*I can just hear the critics say, but you are getting capital gains.  I don't know what you think but I am a little jaded with the promise of long term capital gains after that events of the last few years.

You are also taxed on dividends and interest and to add insult to injury, you are taxed on the whole amount you earn, not the part that is above inflation.  Who controls inflation.  There are many outside influences but in so far as it can, the government does.  We have about 3% inflation in New Zealand so at the end of the first year with your investment of $100, you have to have $103 in the bank just to have the same buying power.  Your dividends are also taxed at your marginal rate so if you get an investment that earns 6%, you have $106 at the end of the year.  Since you have earned $6, you are taxed $2.  You are left with $104.  This is a real earning of only $1 on an investment of $100.  It turns out that at this 1% true interest*, it will take you about 40 years to get back to the buying power of the original $150 that you earned.

*It is actually 0.97% interest but let's not quibble

Clearly the solution is   a) to let you invest before taxes and  b) to be allowed tokeep your earnings or at the very least, pay tax on your true earnings.

End of part 1.  We wait in great anticipation for the announcement.

Part 2 
We now have the new version.  The government contribution is halved and the minimum contribution from the worker and his boss is 3% rather than 2%.  The government contribution is still a fiction.  They are taking money from us in taxes so that they can give it back in KiwiSaver.  The Employer contribution is still a fiction.  Your boss will still reduce your salary (or not let it rise as fast as it otherwise would) so he can pay this contribution and for the individual, the scheme is less worthwhile an investment.  No reduction in taxation on the portion you contribute has been made and your dividends and interest are still taxed at your marginal rate with no allowance made for inflation.  Not a pretty picture.

1 comment:

Anonymous said...

My thoughts exactly and no, it's not a pretty picture at all. As soon as I heard about the 'free' $1000 I was very wary of this whole thing.

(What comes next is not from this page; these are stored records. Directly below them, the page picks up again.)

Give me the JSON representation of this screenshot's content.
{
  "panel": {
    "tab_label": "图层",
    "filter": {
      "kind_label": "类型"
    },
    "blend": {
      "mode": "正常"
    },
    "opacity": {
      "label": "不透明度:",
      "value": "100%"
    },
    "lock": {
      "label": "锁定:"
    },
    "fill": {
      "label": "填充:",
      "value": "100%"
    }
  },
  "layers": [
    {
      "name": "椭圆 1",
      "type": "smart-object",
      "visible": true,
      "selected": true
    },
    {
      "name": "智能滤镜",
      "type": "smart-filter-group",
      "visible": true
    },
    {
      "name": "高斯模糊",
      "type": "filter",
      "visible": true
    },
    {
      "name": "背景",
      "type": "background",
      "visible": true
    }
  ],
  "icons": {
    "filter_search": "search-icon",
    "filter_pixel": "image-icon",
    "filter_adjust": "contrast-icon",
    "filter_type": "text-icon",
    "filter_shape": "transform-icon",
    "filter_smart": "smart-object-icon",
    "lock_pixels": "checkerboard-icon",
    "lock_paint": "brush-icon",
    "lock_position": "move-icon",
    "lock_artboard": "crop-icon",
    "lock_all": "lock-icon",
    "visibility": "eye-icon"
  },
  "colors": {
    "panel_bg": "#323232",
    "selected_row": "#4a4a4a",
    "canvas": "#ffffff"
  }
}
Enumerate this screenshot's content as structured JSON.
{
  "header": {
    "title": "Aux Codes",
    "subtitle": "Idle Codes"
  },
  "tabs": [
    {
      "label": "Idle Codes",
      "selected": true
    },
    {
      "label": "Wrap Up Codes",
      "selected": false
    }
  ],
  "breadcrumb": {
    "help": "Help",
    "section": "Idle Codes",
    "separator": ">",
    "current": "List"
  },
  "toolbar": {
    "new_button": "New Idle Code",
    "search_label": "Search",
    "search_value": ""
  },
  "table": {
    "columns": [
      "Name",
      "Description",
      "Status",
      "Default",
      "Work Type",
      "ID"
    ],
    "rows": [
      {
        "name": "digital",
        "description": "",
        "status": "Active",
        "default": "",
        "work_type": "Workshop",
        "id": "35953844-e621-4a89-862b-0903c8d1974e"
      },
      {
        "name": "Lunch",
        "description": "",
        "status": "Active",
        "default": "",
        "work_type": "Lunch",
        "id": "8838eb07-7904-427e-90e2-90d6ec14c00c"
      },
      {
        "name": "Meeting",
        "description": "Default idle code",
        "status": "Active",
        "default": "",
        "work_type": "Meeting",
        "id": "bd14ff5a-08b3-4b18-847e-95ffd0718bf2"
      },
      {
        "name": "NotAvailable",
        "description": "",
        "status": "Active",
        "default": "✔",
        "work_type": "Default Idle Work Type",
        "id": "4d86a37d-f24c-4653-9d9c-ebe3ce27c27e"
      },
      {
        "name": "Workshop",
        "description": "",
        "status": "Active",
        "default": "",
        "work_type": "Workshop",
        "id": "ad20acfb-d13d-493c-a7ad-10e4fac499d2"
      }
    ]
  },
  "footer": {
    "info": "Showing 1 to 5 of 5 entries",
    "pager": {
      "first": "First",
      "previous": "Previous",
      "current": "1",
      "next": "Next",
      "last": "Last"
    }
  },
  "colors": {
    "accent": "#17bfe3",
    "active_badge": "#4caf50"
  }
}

Besides... didn't we have a super scheme already? What was wrong with that? But even then, the whole idea of giving somebody your money now so that they can (maybe) give it back to you in a few decades is pretty silly.